In response to Mark Anderson, I would submit that the apostrophe still has a place, whether it is “old-fashioned” or not. I like that it, with economy of type and effort, provides significant information (whose understanding or agreement is this? this is the agreement of […]?) I definitely vote for “Shareholders’ Agreement.” It actually isn’t an agreement just related to shareholders.
That is interesting re: Japanese company names. I think that punctuation is relevant there as well, as it indicates abbreviation, among other things. Perhaps the answer is to use branded names in public uses – like how law firms often just use shortened versions of their names instead of the full “X, Y and Z, LLP.”
# Mark Anderson Says:
June 22, 2009 at 10:19 am
Ugh. A blog full of lawyers.
Anyway, I heard someone say that the possessive apostrophe should be dropped everywhere because, when we speak, there’s no indication of it. And incredibly, we still understand each other.
Besides, Gina is right that shareholders makes sense as an adjective. So let it be. Save ink.

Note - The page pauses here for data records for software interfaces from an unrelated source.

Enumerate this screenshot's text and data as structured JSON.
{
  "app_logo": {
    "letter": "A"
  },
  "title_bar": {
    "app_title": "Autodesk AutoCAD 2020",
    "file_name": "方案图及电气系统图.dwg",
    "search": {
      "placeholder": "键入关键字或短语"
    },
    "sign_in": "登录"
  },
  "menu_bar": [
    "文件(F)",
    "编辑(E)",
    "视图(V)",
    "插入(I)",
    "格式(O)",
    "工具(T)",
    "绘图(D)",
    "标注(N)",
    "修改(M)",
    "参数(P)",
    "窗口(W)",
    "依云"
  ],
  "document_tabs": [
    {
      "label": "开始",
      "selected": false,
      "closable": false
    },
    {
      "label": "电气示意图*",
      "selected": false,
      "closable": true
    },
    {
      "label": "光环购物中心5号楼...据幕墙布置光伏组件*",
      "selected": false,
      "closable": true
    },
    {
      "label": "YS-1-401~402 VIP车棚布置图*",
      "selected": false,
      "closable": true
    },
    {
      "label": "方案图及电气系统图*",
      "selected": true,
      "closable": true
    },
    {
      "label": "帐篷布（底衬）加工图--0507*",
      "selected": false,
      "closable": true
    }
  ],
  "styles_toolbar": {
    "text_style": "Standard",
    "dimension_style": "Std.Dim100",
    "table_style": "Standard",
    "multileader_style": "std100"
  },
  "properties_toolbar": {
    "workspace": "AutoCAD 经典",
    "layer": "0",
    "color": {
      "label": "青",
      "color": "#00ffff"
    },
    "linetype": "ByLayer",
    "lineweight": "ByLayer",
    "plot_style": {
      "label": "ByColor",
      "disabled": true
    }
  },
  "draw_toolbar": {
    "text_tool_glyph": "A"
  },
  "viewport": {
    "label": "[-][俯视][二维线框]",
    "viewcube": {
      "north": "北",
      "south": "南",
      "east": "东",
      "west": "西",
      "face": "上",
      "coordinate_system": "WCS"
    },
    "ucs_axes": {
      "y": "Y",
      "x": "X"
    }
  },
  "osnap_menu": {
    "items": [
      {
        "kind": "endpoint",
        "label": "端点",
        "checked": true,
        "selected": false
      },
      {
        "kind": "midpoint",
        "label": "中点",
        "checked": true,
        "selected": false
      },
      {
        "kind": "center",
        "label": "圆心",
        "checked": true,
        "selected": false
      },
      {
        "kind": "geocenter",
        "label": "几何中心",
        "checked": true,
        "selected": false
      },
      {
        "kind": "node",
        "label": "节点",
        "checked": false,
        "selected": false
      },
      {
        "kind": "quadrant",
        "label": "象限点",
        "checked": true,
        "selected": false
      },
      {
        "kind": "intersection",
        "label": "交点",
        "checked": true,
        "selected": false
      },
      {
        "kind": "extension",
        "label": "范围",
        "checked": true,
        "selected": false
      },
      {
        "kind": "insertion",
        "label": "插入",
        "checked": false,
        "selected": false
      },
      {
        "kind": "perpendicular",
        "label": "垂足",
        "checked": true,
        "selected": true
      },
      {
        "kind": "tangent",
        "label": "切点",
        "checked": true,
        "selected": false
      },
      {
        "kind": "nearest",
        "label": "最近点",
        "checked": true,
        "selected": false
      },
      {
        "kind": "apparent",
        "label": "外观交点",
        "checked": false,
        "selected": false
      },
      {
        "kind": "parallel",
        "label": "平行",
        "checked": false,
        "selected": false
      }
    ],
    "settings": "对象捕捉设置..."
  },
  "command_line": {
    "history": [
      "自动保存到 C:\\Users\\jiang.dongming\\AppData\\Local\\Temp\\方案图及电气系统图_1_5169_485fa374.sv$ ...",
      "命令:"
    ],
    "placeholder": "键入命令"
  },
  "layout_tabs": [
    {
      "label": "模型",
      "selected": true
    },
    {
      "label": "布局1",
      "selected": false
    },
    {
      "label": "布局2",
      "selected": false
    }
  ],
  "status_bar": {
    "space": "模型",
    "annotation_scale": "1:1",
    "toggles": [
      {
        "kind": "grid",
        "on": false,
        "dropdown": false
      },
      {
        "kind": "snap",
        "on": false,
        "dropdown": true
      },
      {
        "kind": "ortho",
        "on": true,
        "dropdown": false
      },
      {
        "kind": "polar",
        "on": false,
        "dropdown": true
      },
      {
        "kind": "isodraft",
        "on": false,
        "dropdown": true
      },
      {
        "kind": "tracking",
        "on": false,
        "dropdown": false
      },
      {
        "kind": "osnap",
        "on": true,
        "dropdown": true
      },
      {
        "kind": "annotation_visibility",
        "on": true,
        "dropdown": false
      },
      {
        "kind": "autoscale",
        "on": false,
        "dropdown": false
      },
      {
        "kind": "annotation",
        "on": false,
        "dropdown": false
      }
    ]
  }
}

Now quit your lawyer job and go open a restaurant! :)
Shareholders agreement, stockholders agreement are examples of attributive nouns. They answer the question, “What kind of?” as opposed to “Whose is it?” Therefore, no apostrophe is required. Other examples are carpenters union and ladies room.
I can't believe this post is for real. The rules are simple. It's as stated in the post re. apostrophes re. single or plural signatories, but what should also be taken into account is the nature of the agreement. So, if I am a single signatory to an agreement for multiple shareholders, then the nature of the document and the whole agreement should be taken into account. As for nouns effectively being adjectival, then you DO NOT use the plural, so Shareholder Agreement is perfectly valid and correct. For example, you would see a nine-hole golf course, BUT NEVER a nine-holes golf course. Indeed, anyone with any doubt as to what apostrophe to use should use this form, it saves getting it wrong.